The Directive has strict rules on lenders that want to ‘tie’ or ‘bundle’ additional products or services with the credit agreement. This has usually been offered by lenders to diversify and compete with other companies but can also lead to less mobility for customers and the feeling of being tied down. Therefore, the new rulings aim to limit bundling that can have a negative impact on the borrower but also keep anything which may be beneficial.
Whilst most lenders and brokers already encouraged property valuations prior to forming credit agreements, it is now a requirement to have a valuation that is internationally recognised by the likes of the International Valuation Standards Committee and the Royal Institution of Chartered Surveyors.
There are now measures in place to protect those that are applying for loans in a foreign currency. Since exchange rates can fluctuate massively over a mortgage term that lasts several years, there is now an effort to safeguard borrowers from exchange rate risks.
Assessing a Customer’s Creditworthiness
Additional guidance has been issued for lenders to assess a customer’s credit prior to engaging in a mortgage contract. This can be through the use of credit checking via a credit reference agency such as Experian, Equifax or CallCredit.
The customers’ ability to refinance the credit agreement should be assessed and verified before the conclusion of the credit agreement. The assessment should also reflect on other factors that may inhibit their repayment of a loan such as number of dependents, income, debt to loan ratio and other commitments. Lenders and brokers must look beyond the fact that investing and purchasing a property can generate more income and value and this should not be an excuse for giving credit.
Allow Early Repayment
Whilst already common with most mortgage lenders and providers, customers must now always be given the option to repay their loan early, before the credit agreement ends. In fact, the ability to clear their debts early can play quite a big role when comparing the different rates and cost of a loan. The Mortgage Credit Directive believes that the option to repay early promotes healthy competition in the industry and financial stability within the sector.
The MCD includes new rules if you suddenly become an accidental landlord such as inheriting a property or needing to let out your primarily residence.
This is the first time ever that accidental landlords will be regulated by the Financial Conduct Authority which implies much stricter income and affordability assessments than previously, as though you were applying for a typical mortgage.
The MCD has also brought in new rules if you’re an ‘accidental’ landlord, for example if you’ve inherited a property, or if you plan to let out a property that you have previously lived in as your main home.

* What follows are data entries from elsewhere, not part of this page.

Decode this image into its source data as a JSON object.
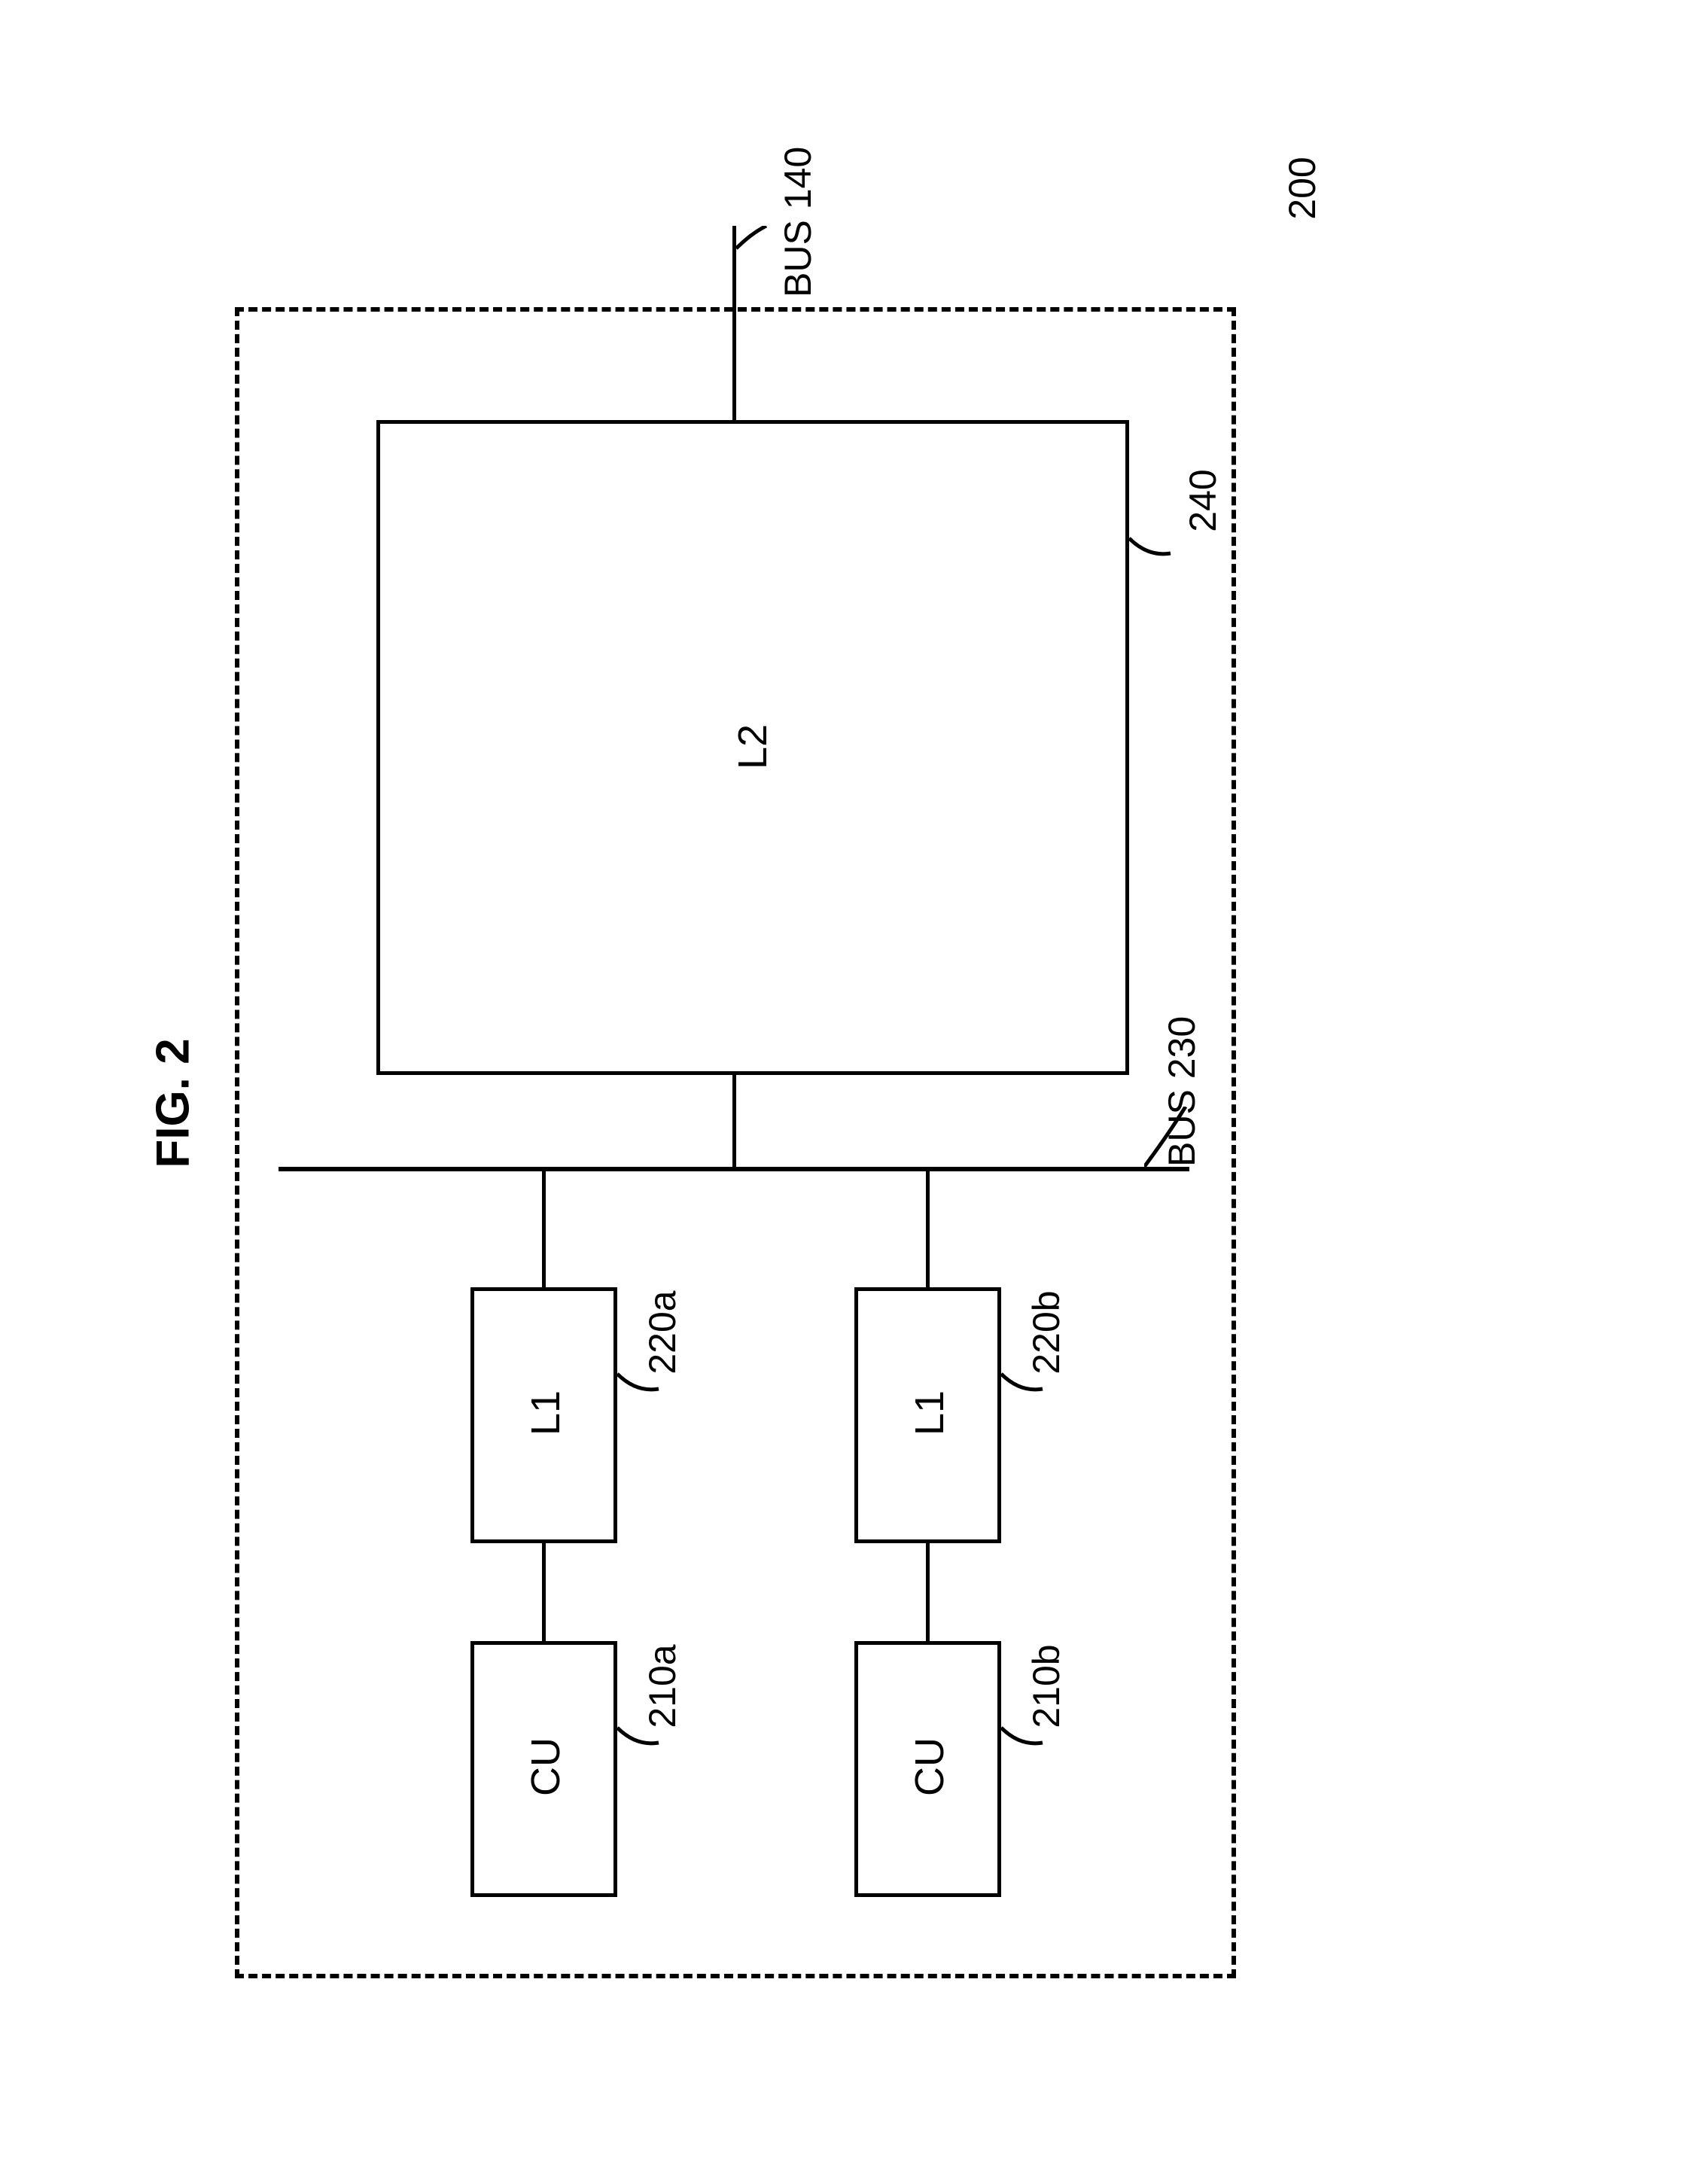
{
  "figure_label": "FIG. 2",
  "module_ref": "200",
  "bus_external": "BUS 140",
  "bus_internal": "BUS 230",
  "l2": {
    "text": "L2",
    "ref": "240"
  },
  "l1a": {
    "text": "L1",
    "ref": "220a"
  },
  "l1b": {
    "text": "L1",
    "ref": "220b"
  },
  "cua": {
    "text": "CU",
    "ref": "210a"
  },
  "cub": {
    "text": "CU",
    "ref": "210b"
  }
}
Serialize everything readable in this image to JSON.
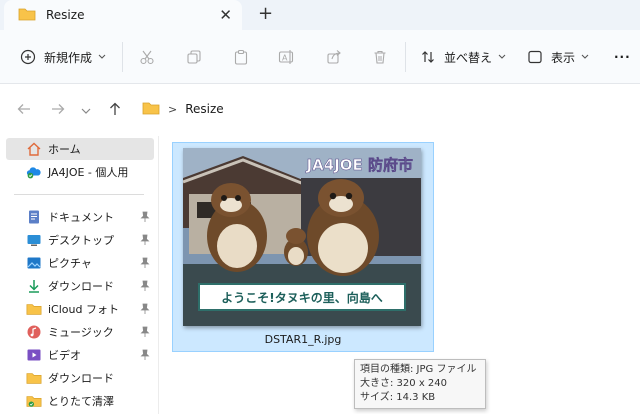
{
  "window": {
    "tab_title": "Resize",
    "close_glyph": "✕",
    "new_tab_glyph": "+"
  },
  "toolbar": {
    "new_label": "新規作成",
    "sort_label": "並べ替え",
    "view_label": "表示",
    "more_glyph": "···",
    "icons": [
      "plus-circle-icon",
      "cut-icon",
      "copy-icon",
      "paste-icon",
      "rename-icon",
      "share-icon",
      "delete-icon",
      "sort-icon",
      "view-icon"
    ]
  },
  "address": {
    "chevron": ">",
    "crumbs": [
      "Resize"
    ]
  },
  "sidebar": {
    "items": [
      {
        "label": "ホーム",
        "icon": "home-icon",
        "pinned": false,
        "active": true
      },
      {
        "label": "JA4JOE - 個人用",
        "icon": "cloud-icon",
        "pinned": false,
        "active": false
      },
      {
        "label": "ドキュメント",
        "icon": "documents-icon",
        "pinned": true,
        "active": false
      },
      {
        "label": "デスクトップ",
        "icon": "desktop-icon",
        "pinned": true,
        "active": false
      },
      {
        "label": "ピクチャ",
        "icon": "pictures-icon",
        "pinned": true,
        "active": false
      },
      {
        "label": "ダウンロード",
        "icon": "download-icon",
        "pinned": true,
        "active": false
      },
      {
        "label": "iCloud フォト",
        "icon": "folder-icon",
        "pinned": true,
        "active": false
      },
      {
        "label": "ミュージック",
        "icon": "music-icon",
        "pinned": true,
        "active": false
      },
      {
        "label": "ビデオ",
        "icon": "video-icon",
        "pinned": true,
        "active": false
      },
      {
        "label": "ダウンロード",
        "icon": "folder-icon",
        "pinned": false,
        "active": false
      },
      {
        "label": "とりたて清澤",
        "icon": "folder-icon",
        "pinned": false,
        "active": false
      }
    ]
  },
  "file": {
    "name": "DSTAR1_R.jpg",
    "thumb_title": "JA4JOE 防府市",
    "thumb_sign": "ようこそ!タヌキの里、向島へ"
  },
  "tooltip": {
    "line1": "項目の種類: JPG ファイル",
    "line2": "大きさ: 320 x 240",
    "line3": "サイズ: 14.3 KB"
  },
  "colors": {
    "accent": "#0067c0",
    "selection": "#cce8ff",
    "folder": "#f8c349"
  }
}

However, if you are professional landlord with a limited company and own more than one buy-to-let property, you will continue to fall outside the scope of the FCA. So if you are an accidental landlord, this may be an option to take to limit your compliancy needs.
What About Commercial Property?
The MCD totally excludes commercial property that is used for purchase or buy-to-let. This includes office blocks, shops on the high street, gyms, schools and more.
The new legislation also excludes properties that are ‘mixed use’ provided that the property is used more for commercial than residential reasons. An example of this is an office building with a flat above it.
The directive also excludes any contract for the purposes of a person’s business, trade or professional, assuming that the borrower is not acting as the consumer.